Forum: VoltDB Architecture

Post: What happens if several transactions return inconsistent results

What happens if several transactions return inconsistent results
gideon caller
Nov 11, 2015
Hi everyone,

I read this wonderful blog post lifecycle-transaction. In one of the last paragraph is says the following: "Since VoltDB did identical work at two sites, both should return the same data. VoltDB is paranoid about data consistency, so it will ensure the data returned from both sites is identical"
My question is what happens if the data returned is inconsistent? does Volt throws an exception or does it try to repair the data? If it tries to repair the data, how does it do so?

That's it,
Thanks :)
Nov 11, 2015
Great question with an easy, if unsatisfying answer.

VoltDB will shut down immediately and you'll have to recover from a snapshot and a log. You should probably identify the sources of non-determinism first, though. This is one of the tradeoffs made to achieve strong consistency at very high throughput.

The good news is that this is easy to avoid and is not something we've seen in production in over a year (over hundreds of deployments). A lot has changed over the years as we've made this case easier to avoid as well. Our SQL planner is aware of many sources of non-determinism and can plan accordingly. We fixed a few other bugs along the way.

Today, the primary sources of non-determinism are random numbers and using wall-clock time in procedures. Avoid those (use our APIs for time & randomness), read over any warnings from our compiler, and you should be good to go.

I would suggest you always run your app in a pre-production test environment first though. Just smart to do no matter what.
gideon caller
Nov 12, 2015
Thanks jhugg,

I've looked at the seeded random number generator. Regarding your time API - is it the TimestampType class? If not, could you give a specific class name (i'm just curious to see how to use it)

Also, I've just noticed that you were the one who wrote that blog post. It was very helpful :)
Nov 12, 2015
Check out the documentation chapter on designing stored procedures:

Section covers your questions directly.

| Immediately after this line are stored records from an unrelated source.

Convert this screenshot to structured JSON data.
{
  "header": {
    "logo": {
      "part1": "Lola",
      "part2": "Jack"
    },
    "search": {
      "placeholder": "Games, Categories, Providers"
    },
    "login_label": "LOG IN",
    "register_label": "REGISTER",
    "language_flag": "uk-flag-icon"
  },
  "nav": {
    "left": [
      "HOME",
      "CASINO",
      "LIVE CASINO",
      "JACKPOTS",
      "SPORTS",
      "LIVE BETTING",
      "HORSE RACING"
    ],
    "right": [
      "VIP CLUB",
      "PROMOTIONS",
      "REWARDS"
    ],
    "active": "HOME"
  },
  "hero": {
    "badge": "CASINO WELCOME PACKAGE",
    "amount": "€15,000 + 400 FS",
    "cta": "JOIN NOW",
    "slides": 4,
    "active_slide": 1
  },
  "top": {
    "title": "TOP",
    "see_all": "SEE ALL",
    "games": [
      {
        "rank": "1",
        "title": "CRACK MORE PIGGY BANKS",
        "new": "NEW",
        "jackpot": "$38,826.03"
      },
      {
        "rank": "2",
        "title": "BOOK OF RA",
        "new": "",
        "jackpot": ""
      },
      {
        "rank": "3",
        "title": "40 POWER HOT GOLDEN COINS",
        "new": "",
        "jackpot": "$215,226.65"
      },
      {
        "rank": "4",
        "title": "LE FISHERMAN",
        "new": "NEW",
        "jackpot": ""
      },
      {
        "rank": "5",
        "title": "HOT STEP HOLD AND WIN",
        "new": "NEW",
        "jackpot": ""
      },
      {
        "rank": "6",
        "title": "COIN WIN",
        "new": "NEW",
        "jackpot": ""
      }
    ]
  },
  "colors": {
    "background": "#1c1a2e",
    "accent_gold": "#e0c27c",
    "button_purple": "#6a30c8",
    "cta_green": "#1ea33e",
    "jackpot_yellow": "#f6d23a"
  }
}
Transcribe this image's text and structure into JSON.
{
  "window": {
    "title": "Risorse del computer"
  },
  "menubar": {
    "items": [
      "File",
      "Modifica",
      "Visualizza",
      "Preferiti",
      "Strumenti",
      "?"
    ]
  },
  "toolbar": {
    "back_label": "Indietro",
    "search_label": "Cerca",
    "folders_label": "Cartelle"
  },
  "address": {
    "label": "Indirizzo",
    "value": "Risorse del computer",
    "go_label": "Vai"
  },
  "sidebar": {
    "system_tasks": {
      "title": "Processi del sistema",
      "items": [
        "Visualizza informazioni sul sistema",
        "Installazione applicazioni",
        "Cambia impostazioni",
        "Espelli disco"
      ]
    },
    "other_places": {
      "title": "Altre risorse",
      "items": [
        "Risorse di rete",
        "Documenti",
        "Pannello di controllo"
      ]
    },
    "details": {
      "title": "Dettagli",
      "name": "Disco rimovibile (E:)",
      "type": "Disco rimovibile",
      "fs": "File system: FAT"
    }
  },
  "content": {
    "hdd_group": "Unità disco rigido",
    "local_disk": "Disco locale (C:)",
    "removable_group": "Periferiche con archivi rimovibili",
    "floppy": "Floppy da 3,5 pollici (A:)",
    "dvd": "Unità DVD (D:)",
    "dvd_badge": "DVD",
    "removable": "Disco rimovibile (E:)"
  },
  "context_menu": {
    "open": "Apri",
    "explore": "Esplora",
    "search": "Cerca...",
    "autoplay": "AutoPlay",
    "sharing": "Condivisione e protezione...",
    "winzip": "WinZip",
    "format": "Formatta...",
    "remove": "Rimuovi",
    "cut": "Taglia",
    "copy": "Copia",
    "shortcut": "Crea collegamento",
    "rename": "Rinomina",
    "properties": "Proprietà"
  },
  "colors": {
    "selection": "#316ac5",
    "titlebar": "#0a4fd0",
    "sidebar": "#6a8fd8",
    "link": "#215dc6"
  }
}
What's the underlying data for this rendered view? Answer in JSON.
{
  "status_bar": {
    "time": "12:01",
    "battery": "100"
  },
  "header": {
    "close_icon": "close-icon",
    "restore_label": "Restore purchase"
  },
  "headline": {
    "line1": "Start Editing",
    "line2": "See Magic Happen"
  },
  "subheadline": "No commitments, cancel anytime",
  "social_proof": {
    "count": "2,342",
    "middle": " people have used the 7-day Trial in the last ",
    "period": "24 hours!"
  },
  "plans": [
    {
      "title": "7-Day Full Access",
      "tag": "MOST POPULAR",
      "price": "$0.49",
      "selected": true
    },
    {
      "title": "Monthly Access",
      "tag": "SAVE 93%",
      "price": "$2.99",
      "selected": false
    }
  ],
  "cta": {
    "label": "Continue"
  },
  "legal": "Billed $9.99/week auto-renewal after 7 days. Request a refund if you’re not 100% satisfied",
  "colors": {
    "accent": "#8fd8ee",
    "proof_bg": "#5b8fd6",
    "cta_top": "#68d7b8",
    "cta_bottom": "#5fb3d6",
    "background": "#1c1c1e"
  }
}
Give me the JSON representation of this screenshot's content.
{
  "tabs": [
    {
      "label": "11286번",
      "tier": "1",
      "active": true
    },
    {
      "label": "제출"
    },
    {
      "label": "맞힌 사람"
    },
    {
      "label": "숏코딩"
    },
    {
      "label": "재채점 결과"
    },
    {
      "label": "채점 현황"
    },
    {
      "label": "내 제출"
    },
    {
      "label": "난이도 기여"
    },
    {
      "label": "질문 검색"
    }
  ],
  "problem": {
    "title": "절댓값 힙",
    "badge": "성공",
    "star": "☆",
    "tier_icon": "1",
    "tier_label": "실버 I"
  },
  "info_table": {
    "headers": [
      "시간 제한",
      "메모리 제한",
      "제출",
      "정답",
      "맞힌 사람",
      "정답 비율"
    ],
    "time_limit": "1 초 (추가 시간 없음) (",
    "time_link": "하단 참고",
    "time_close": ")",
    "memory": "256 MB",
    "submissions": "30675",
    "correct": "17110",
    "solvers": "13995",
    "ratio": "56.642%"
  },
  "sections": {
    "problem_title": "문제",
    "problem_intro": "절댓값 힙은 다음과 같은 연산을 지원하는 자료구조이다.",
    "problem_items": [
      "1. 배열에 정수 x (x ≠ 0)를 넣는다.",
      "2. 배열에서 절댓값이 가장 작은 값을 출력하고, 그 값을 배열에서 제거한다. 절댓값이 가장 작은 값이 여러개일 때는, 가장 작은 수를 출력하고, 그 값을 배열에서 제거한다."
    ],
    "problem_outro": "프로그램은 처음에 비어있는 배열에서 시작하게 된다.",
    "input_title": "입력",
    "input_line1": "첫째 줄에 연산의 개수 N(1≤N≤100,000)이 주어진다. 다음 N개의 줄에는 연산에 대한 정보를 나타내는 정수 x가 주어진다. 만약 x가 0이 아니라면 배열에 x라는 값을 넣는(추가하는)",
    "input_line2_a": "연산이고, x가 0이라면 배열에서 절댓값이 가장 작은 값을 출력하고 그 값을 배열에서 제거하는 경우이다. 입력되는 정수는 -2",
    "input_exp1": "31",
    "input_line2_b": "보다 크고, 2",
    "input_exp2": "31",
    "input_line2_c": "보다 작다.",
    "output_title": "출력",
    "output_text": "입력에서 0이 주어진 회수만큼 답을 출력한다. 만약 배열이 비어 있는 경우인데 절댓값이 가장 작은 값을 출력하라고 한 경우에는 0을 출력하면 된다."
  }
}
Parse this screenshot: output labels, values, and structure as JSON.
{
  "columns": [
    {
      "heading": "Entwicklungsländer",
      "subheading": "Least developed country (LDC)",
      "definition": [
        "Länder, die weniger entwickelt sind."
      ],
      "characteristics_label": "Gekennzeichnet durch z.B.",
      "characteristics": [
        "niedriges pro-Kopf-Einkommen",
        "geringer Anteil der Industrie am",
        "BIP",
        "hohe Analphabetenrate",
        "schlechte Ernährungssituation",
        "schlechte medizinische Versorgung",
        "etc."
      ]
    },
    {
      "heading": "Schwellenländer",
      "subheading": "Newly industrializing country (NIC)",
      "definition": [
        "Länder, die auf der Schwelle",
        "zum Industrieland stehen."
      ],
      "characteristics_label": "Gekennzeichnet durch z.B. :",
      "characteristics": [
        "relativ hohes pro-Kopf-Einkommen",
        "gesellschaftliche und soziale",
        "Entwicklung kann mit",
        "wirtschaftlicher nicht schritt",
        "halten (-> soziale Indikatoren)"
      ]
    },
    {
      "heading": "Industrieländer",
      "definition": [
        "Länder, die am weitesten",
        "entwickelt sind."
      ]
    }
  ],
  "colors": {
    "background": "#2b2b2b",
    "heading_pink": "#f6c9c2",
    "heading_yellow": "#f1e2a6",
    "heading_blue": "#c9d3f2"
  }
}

Note that determinism doesn't care about what time *type* you use, just that the source of that time is deterministic. Our TimestampType is just a type that offers microsecond precision.
gideon caller
Nov 15, 2015
Thanks for the link :)